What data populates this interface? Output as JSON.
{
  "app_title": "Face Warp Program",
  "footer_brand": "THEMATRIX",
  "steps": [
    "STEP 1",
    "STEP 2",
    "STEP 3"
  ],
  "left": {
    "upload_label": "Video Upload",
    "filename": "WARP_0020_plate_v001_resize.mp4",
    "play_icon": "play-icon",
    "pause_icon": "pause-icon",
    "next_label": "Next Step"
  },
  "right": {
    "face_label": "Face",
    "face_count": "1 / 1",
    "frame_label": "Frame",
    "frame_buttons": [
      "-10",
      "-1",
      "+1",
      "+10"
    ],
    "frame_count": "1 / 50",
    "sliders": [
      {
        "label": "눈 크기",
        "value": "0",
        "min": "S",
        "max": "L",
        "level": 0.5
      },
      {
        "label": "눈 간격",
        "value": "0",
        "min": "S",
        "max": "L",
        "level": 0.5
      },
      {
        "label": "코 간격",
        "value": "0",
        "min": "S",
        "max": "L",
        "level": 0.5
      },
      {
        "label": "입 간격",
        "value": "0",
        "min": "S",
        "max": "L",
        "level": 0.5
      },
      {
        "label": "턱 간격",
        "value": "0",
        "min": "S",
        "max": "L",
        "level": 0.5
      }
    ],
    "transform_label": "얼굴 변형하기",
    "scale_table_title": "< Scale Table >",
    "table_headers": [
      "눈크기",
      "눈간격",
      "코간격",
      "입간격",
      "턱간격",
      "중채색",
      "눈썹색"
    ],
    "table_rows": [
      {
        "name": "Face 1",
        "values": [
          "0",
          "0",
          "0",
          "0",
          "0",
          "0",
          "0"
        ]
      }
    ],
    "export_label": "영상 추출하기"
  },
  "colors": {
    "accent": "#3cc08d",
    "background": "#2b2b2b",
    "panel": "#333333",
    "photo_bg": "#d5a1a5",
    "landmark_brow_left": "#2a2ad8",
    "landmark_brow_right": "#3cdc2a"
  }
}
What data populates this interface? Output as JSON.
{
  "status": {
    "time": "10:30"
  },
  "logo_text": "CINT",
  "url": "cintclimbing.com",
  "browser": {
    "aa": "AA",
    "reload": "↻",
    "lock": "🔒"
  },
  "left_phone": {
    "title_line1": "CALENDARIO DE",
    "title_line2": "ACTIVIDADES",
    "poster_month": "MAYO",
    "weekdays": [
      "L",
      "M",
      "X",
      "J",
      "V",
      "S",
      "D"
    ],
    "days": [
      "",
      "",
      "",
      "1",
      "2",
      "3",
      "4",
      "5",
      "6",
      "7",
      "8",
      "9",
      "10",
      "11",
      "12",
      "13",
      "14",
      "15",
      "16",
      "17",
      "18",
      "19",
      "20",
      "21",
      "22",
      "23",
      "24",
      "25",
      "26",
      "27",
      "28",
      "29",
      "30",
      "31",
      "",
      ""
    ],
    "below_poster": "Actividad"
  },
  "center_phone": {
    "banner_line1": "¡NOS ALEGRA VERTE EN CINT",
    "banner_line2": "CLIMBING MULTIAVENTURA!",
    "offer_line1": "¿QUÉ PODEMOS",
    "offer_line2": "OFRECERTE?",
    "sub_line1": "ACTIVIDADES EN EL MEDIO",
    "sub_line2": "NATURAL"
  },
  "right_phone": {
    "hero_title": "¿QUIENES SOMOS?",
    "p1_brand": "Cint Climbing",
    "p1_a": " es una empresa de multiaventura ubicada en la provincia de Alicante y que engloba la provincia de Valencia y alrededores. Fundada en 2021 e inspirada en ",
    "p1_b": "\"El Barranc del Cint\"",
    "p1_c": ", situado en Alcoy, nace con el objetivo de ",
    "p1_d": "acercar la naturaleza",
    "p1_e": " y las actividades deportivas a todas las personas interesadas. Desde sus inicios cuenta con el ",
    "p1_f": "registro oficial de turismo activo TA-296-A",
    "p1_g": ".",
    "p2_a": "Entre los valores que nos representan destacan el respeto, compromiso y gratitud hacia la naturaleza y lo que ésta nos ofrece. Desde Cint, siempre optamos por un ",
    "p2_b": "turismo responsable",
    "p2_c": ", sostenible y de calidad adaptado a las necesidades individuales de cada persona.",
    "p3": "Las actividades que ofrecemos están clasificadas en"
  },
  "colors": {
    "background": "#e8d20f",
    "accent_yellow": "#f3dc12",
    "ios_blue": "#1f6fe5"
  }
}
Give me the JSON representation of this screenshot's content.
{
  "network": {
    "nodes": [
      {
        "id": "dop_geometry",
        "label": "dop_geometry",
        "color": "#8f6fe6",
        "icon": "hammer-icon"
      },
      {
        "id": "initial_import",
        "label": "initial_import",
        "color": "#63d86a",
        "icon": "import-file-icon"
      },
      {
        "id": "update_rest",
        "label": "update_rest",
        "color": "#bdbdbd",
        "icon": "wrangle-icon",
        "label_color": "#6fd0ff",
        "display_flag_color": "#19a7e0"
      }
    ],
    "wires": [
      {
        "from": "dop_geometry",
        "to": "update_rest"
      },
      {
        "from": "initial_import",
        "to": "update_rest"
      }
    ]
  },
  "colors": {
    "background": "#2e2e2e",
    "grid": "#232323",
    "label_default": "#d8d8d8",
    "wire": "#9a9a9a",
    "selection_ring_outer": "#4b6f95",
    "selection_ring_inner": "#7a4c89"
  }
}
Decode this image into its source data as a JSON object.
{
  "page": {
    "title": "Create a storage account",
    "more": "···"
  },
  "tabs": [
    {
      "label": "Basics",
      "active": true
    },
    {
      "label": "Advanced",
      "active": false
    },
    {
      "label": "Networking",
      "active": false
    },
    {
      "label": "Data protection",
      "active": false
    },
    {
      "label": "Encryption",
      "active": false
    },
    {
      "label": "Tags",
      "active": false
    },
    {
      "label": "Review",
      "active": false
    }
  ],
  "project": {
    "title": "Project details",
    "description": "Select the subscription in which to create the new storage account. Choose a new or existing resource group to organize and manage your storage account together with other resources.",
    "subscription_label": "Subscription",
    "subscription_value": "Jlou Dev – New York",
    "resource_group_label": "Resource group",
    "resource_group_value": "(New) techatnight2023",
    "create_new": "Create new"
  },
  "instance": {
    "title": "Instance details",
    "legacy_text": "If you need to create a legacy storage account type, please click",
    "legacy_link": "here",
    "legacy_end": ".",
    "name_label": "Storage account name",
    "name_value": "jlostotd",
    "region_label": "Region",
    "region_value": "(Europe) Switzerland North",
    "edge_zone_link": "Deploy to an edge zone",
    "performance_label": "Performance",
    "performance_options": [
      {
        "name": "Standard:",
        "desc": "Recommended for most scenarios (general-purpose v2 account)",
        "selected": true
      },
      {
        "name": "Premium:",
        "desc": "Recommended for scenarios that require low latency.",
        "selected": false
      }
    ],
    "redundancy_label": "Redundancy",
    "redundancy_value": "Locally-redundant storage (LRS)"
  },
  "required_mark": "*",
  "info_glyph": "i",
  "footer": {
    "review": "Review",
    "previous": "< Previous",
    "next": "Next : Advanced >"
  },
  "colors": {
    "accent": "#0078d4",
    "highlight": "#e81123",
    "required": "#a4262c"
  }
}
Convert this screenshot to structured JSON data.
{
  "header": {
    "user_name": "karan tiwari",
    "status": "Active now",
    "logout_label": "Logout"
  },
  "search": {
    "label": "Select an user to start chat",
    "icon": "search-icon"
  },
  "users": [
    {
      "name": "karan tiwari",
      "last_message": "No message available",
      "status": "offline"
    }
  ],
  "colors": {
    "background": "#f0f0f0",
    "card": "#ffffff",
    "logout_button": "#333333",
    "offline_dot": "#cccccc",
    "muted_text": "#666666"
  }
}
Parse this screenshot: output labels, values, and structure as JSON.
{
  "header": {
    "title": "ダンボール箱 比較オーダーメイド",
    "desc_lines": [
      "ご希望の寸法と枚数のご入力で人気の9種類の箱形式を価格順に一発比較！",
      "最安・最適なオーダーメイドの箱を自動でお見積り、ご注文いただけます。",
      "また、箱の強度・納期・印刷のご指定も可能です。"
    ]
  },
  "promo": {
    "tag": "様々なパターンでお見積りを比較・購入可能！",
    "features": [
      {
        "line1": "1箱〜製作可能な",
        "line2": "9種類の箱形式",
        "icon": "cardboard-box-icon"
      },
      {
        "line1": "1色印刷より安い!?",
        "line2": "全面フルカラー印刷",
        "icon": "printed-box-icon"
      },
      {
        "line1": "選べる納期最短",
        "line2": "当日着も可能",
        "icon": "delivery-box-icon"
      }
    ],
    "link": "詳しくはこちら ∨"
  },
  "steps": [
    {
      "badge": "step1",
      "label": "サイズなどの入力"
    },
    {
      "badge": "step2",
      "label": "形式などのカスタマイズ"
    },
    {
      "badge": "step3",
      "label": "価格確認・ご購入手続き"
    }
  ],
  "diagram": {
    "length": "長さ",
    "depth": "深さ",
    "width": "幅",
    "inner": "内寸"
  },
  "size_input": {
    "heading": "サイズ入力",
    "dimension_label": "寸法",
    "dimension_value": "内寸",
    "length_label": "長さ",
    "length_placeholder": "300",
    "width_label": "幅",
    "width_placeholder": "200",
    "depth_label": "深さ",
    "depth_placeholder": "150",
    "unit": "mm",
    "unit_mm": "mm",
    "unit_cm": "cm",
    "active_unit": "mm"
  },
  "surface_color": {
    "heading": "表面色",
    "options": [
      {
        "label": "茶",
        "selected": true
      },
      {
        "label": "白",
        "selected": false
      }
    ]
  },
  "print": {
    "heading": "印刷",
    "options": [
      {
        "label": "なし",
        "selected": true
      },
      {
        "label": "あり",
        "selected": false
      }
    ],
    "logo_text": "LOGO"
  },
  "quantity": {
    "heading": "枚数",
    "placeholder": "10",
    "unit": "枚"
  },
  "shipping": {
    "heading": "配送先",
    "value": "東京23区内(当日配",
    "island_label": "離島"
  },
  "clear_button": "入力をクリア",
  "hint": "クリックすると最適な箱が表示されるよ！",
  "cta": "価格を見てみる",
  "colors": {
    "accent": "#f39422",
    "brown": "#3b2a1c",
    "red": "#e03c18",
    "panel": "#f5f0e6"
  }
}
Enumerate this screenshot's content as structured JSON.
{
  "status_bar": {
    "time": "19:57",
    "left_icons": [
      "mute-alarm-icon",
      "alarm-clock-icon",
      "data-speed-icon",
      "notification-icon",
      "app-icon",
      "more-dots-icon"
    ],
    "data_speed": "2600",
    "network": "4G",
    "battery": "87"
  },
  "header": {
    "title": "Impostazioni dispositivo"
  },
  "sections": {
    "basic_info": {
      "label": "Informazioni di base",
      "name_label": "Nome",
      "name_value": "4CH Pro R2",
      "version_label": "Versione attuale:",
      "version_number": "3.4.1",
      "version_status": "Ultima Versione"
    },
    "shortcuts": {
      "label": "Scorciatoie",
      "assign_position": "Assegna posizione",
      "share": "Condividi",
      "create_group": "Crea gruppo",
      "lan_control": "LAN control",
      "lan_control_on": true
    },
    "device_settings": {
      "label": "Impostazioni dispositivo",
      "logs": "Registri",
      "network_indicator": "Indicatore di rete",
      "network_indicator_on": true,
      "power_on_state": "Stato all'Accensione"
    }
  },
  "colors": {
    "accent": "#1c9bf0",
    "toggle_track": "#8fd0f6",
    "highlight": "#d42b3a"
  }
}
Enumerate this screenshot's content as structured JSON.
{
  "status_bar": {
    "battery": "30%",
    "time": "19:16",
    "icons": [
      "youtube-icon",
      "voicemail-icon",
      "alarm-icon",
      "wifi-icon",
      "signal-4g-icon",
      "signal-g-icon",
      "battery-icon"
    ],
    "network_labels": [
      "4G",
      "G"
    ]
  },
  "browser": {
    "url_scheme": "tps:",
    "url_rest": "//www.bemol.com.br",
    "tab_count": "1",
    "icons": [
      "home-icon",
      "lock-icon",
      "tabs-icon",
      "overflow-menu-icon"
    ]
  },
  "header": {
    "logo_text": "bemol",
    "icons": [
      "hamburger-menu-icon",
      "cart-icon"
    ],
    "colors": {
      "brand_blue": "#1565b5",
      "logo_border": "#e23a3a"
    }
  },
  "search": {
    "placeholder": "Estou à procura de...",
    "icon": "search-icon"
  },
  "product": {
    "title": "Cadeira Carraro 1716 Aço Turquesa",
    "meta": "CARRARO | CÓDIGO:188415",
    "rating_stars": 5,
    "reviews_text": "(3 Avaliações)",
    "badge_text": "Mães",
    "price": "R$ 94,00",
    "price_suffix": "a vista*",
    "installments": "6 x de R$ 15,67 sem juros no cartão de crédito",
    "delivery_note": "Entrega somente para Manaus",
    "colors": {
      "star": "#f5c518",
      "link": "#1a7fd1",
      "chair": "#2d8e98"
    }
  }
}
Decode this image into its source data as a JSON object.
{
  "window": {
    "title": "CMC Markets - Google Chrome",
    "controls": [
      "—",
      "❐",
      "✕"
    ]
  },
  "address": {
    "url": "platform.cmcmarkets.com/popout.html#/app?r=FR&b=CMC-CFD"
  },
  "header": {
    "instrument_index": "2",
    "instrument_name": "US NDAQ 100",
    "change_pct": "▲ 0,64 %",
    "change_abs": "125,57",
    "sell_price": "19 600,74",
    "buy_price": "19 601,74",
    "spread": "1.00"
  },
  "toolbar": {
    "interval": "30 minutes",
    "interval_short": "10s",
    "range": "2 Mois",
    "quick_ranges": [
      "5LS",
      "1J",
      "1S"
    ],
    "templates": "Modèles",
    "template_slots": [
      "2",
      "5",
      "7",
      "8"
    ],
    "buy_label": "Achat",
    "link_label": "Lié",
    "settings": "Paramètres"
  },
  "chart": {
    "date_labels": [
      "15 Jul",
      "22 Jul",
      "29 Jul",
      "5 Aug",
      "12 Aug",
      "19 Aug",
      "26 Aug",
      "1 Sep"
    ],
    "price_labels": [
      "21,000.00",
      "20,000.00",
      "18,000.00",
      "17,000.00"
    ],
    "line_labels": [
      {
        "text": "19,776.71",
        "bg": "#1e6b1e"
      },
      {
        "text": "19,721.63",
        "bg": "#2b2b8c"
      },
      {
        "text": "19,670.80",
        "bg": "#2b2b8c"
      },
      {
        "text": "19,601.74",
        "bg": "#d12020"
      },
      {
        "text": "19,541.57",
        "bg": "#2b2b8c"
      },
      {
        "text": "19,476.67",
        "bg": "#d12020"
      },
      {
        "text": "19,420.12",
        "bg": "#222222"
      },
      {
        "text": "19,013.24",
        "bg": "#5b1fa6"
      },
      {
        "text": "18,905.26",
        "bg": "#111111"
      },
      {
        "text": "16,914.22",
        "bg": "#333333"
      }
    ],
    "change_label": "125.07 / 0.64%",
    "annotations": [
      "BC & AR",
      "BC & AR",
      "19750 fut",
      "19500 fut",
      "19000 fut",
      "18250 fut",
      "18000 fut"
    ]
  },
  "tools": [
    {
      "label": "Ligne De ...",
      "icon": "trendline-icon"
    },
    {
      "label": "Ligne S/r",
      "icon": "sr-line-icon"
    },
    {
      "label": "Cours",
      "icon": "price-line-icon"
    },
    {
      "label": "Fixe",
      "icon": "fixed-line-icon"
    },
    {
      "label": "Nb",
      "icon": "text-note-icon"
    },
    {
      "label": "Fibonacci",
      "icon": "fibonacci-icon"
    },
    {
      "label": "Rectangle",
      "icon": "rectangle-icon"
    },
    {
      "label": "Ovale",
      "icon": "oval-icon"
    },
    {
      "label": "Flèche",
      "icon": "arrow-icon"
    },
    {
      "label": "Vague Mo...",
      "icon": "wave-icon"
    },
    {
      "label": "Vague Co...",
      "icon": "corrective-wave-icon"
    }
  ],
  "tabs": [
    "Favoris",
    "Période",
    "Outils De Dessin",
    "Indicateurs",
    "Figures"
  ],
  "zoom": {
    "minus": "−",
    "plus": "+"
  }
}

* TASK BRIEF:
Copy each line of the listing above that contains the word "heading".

* ANSWER FOR THE TASK:
    "heading": "サイズ入力",
    "heading": "表面色",
    "heading": "印刷",
    "heading": "枚数",
    "heading": "配送先",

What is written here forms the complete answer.